The first evening of Garrison Play Days this year roared to life with a musical performance provided by the band of the night: Lake Effect. McGregor area locals Shawn Hagen and Spencer Passer remember the evening well. They were thereon-stage, a guitar and saxaphone in-hand respectively. Hagen and Passer have been bandmates for over two years now and are two of the five members who make up the group. One Wednesday afternoon at Fireside Inn in McGregor, these two came together to explain just who the performers behind Lake Effect were.
Forming a band
Hagen came to the McGregor area in 2012, a transplant from New Ulm. Though Hagen had been with six other bands back when he lived in southern Minnesota, Lake Effect didn’t start to take shape until fall 2014, when he and Kevin Johnson came together for a jam session. “He knew a singer and I knew a bass player,” Hagen explained. Since this initial formation, new members have come, and several have gone. While Anderson has left the group, the bassist, 2013 McGregor alumni Tim Scollard, has been with the group since its formation. In spring 2015, Passer, also a recent McGregor graduate, joined as a saxophonist. Hagen met Ellen Klabunde, the group’s vocalist, at a show in fall 2015. Klabunde was then studying at the University of Minnesota – Duluth. “She could sing,” Hagen said, “so she auditioned.” Drummer Noah Mercil joined in January 2017, the group’s most recent member.
Hagen brings about 12 years of musical experience to the group. “My dad played guitar,” he said, “so I was born into a lot of equipment.” Passer had been playing saxophone for about six years when he joined. He believed Scollard had been playing bass about the same length of time with a few additional years of experience with guitar.
Neither member could easily pin down one genre or style for the band. When he first joined, Passer said the group had played more classic rock, though recently they have been trying a rock-funk fusion. “We’re not just a classic rock band,” Hagen added. “People have asked me before, and I’m at a loss for words at it.”
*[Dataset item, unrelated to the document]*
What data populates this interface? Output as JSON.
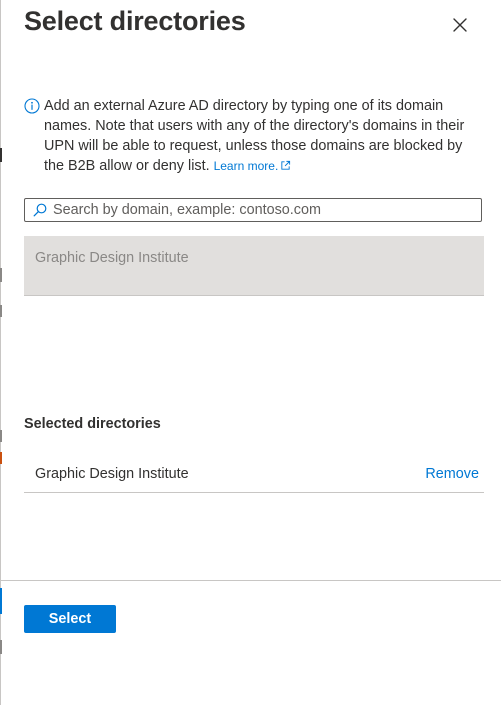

Each member brings his or her own musical background to the group. Hagen describes his own influences as ’70s rock and blues. Klabunde was based in classic rock, while Scollard was a mix of progressive rock and metal. Mercil had a background in jazz, as Passer put it, “of any period.” Passer described himself as a mix of everyone else’s taste with a recent focus on funk and progressive rock. “The mixture of all those sort of describes our songs,” Hagen said.
The band primarily plays covers. “I think we are original at putting together the arrangements,” Hagen said. “None of it is stock.” Citing Scollard’s progressive-inspired bass playing and Mercil’s “technical, funky beats,” Passer further stated that a lot of their covers were quite different from the original songs. “I think Ellen probably keeps it the most normal, out of all of us,” Hagen said.
According to Hagen, the group’s first public performance came a month after they formed. During this early period, the group managed a gig once every few months. “Now we are playing about 40 gigs a year, maybe, if you average the last few years.” Hagen and Passer figured the group last got together to practice in March, and practices in general happened about four times a year.
“We’ve been kicking around [original music] now,” Hagen said. “we are kinda in the beginnings of it, but we will be doing a lot more going forward.” In Passer’s opinion, the group was currently working toward defining what their sound is. Hagen owns all of the recording equipment, so the group didn’t have to go through a studio.
Pursuing a degree in graphic design at St. Cloud University, Scollard had been doing work on the group’s videos and promotional materials. In addition to getting original work out there, Hagen also hoped to focus on larger gigs, stating the group was now performing in a casino circuit.
When asked what defined the band, Hagen responded, “We are all pretty particular on how the music is being played … We all have a good ear for perfection.” Passer added, “There is no weakest link among the band.”
Passer plays in the group because he had fun performing, but also hoped that he could channel his creative energy into the band’s original pursuits. Part of what drew Hagen to perform was seeing the fans have a good experience. “They can have an escape without going to a huge concert show and paying over a hundred dollars for a ticket.”
Even outside of their music, Passer, Scollard and Mercil are all three currently pursuing college degrees. A passion fuels their work, and its output is a synthesis of a wide range of artistry.
For those interested in seeing that artistry in action, Lake Effect can be seen at Bann’s Bar and Restaurant in McGregor Sept. 22, the Isle Muni Sept. 23 and Black Bear Casino Sept. 30.